  12. That's always the smart way to do it. Removes being lovestruck from the equation if you have an experienced rider assess the bikes for you. Not an option that everybody has, but still pretty sensible if you can get someone to help.

    Did you have a seat on the bike before you bought it though? Comfort is a way bigger factor than most people think.
  13. Importantly, give them a fake mobile number.
  14. I had a test ride with PS Triumph A'becckett street (spelling!??!?!) and it was a waste of fukn time. They took me down elizabeth street, flemmington road, city link, U-turn at pascoe vale road turn off and straight back. Every road was straight and the lead rider didn't even open it up at all. I had no feel for the bike what so ever, there was not one corner I could even attempt to throw it around.

    Thing is, they said they have a certain desinated route for insurance reasons which I beleive, said route included two of the 270 degree loops on the melbourne freeways which I thought would be fun (having done them a fair bit on my two fidy). They didn't even follow said designated route. WTF??!?!!

    I found the best test rides were on mates bikes. Ride where you want as hard as your confident with. Thank's to spazzy on here letting me ride his Daytona I was sold in 8 seconds after feeling the power delivery on an MR one night. Woot.

    That's Peter Stevens however, I've heard very good test rides from other dealerships.

    Maybe take a mate with you just as a confidence thing or something?? They don't have to say anything or do anything, just stand there and maybe ride with you?

    Have fun.
  15. i did my research, and sat on all three bikes before i sanctioned her services. Her last bike was a ZZR600, so she leans towards sporty bikes. cruisers were NOT her cup of tea, but the Eliminator was the one that she felt was easy to corner and control...for a cruiser.

    people tell me i will get sick of my 250 after a few months. i will tell you now...and let this be cast in stone.

    'I will not be selling my bike. I love it that much. I will be the last owner of it'
  16. Well since you've already bought it, this won't mean much. But I hope other people gain something from this.

    When I go in to test ride, I am honest with them straight up and I get the same in return.

    I will say "I'm looking to buy shortly, however, I do not want to be pushed into a sale and I don't want you being an exagerating bullsh!t artist. I want you to be up-front and in turn, if the bike is right for me you'll be getting my money."

    I also walk around the shop until I'm approached, if I don't like the guy I'm approached by, I'll go approach some of the other salesmen and pick the one I WANT.

    Works every time, and I'll soon have my new baby boy! :D
  17. My lack of breasts would see me bouncing on me bum out the door if I tried that on.
  18. dewy I think you should ask that to Grumply as he has taken out over 10 bikes on test rides over the past week.
  19. Be upfront when talking to the salesperson. Let them know that there are several bikes your considering and today your there to test ride just some or them. Always helps if you've done your research and can rattle off some other bikes but usually, you will have other bikes your considering buying also.
    They'll usually understand that your not interested in buying untill you've ridden all the bikes your considering buying so usually they are only too happy to get you onto a bike.

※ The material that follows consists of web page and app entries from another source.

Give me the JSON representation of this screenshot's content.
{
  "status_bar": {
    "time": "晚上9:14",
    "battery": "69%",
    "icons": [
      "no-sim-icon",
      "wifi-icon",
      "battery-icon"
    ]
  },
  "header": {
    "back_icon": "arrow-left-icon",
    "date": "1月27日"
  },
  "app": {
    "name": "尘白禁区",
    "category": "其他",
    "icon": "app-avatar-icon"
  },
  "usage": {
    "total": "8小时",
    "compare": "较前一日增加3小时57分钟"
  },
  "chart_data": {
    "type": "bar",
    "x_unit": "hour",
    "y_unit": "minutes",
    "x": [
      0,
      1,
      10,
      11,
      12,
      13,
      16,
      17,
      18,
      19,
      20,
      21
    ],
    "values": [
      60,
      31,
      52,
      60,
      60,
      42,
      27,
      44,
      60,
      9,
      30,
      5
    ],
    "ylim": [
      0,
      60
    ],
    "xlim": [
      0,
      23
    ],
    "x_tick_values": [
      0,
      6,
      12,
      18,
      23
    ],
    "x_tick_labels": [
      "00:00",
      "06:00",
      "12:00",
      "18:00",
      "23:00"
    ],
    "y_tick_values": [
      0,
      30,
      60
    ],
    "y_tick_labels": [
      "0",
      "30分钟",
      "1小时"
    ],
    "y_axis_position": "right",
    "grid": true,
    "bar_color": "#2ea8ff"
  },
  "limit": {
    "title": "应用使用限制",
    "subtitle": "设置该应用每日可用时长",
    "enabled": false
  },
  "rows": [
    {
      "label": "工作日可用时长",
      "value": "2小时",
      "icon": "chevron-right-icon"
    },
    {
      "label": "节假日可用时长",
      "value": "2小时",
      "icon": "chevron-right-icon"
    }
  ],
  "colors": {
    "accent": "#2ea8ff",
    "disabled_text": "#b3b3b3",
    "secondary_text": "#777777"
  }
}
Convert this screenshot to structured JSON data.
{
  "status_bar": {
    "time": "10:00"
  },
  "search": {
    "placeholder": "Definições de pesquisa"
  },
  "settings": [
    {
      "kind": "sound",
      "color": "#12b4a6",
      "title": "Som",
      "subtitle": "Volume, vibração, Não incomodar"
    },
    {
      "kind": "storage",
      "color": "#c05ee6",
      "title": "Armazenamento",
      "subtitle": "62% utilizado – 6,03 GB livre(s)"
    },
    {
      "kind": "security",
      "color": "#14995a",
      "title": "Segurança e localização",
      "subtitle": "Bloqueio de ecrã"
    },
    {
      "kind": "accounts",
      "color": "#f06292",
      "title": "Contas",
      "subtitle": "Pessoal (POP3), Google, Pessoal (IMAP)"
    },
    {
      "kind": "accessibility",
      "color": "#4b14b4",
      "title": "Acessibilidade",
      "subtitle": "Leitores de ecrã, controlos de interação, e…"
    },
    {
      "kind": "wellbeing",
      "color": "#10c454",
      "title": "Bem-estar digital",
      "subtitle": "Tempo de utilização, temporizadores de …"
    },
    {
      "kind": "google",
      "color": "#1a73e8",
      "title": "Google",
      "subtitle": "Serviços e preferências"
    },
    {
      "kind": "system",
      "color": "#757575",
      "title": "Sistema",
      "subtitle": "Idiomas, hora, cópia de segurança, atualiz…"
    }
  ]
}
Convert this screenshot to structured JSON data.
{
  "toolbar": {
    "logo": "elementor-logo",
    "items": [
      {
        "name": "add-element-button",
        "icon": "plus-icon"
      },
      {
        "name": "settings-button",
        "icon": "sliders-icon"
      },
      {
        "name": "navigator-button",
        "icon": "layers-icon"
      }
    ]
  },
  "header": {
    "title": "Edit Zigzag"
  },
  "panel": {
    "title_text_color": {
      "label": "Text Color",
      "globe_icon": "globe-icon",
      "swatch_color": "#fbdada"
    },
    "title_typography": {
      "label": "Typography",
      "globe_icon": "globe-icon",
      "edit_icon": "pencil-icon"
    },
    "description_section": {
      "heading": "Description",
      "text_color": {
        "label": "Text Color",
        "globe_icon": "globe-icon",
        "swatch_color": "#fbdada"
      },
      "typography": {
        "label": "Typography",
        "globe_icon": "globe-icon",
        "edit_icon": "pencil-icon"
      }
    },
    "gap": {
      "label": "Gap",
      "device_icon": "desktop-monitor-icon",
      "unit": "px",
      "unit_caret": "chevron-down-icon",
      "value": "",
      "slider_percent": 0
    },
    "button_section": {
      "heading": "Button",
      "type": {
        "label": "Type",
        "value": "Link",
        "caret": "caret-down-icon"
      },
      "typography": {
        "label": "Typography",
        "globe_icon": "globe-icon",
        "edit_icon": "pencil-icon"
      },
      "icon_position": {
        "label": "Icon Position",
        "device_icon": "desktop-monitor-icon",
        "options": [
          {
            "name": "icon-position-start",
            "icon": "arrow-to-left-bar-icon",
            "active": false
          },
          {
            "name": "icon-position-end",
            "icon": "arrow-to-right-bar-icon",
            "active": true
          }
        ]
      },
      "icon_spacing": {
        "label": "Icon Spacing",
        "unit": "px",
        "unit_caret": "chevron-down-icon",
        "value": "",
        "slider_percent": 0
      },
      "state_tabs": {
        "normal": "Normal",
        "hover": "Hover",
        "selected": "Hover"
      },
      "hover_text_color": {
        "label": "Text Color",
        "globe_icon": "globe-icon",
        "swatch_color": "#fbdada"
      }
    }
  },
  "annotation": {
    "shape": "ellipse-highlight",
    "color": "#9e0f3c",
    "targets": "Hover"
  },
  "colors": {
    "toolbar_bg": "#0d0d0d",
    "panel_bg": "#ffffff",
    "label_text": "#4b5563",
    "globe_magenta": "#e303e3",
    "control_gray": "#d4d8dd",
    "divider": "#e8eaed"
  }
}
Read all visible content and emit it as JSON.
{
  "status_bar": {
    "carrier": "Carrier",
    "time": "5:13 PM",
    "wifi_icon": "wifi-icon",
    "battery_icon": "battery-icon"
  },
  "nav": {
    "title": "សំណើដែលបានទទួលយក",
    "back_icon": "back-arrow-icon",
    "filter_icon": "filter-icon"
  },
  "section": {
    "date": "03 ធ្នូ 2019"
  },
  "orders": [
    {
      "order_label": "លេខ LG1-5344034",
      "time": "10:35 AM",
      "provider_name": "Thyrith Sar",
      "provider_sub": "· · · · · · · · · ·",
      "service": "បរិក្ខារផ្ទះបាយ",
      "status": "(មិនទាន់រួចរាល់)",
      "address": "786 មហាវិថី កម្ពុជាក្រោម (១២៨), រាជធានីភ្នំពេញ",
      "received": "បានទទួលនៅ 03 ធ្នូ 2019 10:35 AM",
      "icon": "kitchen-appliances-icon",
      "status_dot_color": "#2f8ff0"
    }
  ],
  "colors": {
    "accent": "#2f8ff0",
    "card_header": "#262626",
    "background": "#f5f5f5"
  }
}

    I've found that the salesperson is more interested in your opinion of the bike after you've ridden it rather than trying to talk you into buying it right away. I guess if you say it was perfect, then the sales pitch is on to buy today, but if you have some issues about the bike you didn't like, then you've already got one foot out of the door.
  20. Damn. I was hoping to get a test ride on a new Daytona from PS Triumph in the near future. Pretty disappointing that you cant even get a decent feel for the bike you're attempting to test ride. Sort of takes the word 'test' out of it.